Second son of Lazare Carnot. Father of the President of the French Republic, Sadi Carnot, and also of Adolphe Carnot. Deputy, Minister and member of the Institute.
Hippolyte shared in his father’s exile at Magdeburg, condemned as a regicide in 1816. Hippolyte returned to France in 1823, where he advocated for a while Saint-Simonian ideas. He contributed for several years to the newspaper Le Producteur before departing from the ideas of Enfantin, who was the main propagator of Saint-Simonianism.

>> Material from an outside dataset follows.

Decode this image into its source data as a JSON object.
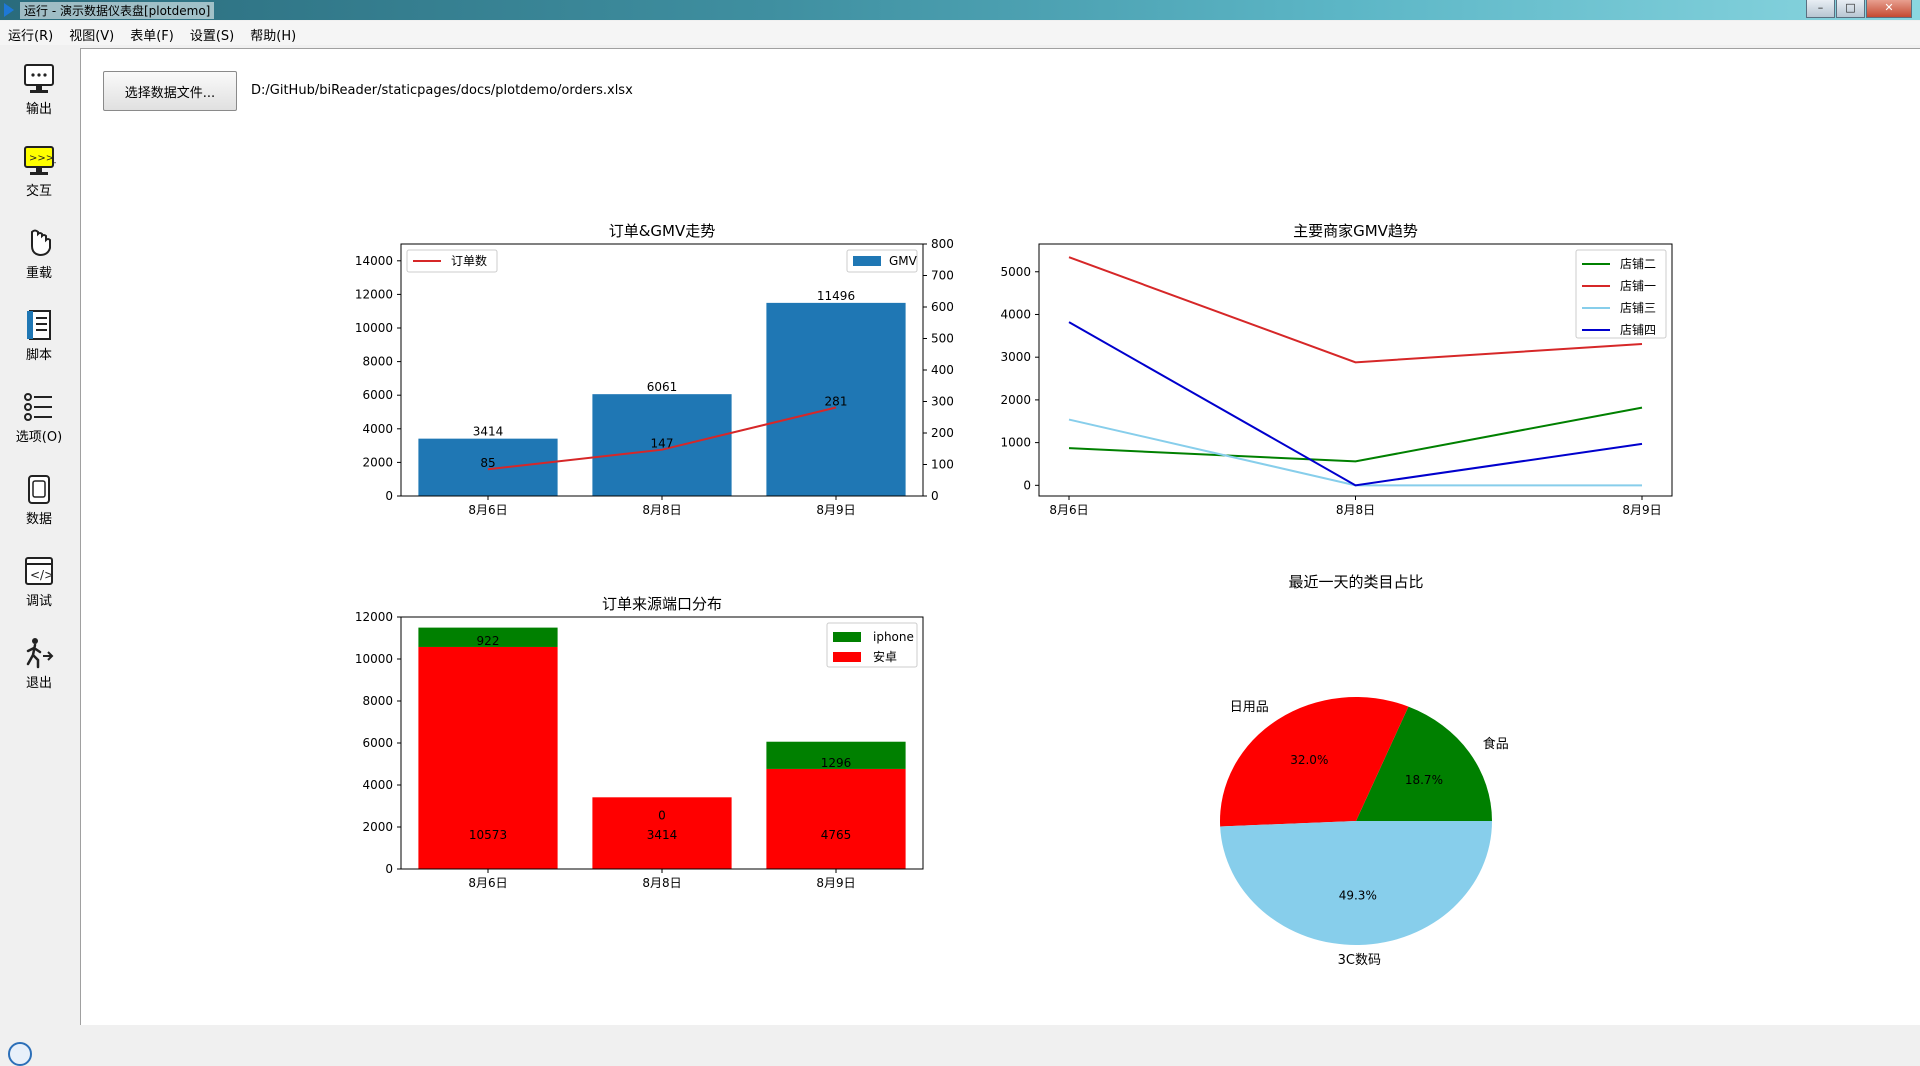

After having played an active role in the Revolution of July 1830, Hippolyte was elected Deputy of Paris (1839-1849). He declared himself in favor of the Republic after the Revolution of February 1848 and was named Minister of Public Instruction in 1848, the year in which he founded the first School of Administration (Ecole d’Administration). Elected to the Assembly in 1850 and 1857, he lost his seat when he refused to take the oath of allegiance to Louis-Napoleon (Napoleon III). He became a member of the Legislative Body in 1864, then Republican Deputy in the National Assembly in 1871, and went on to became Senator for life in 1875.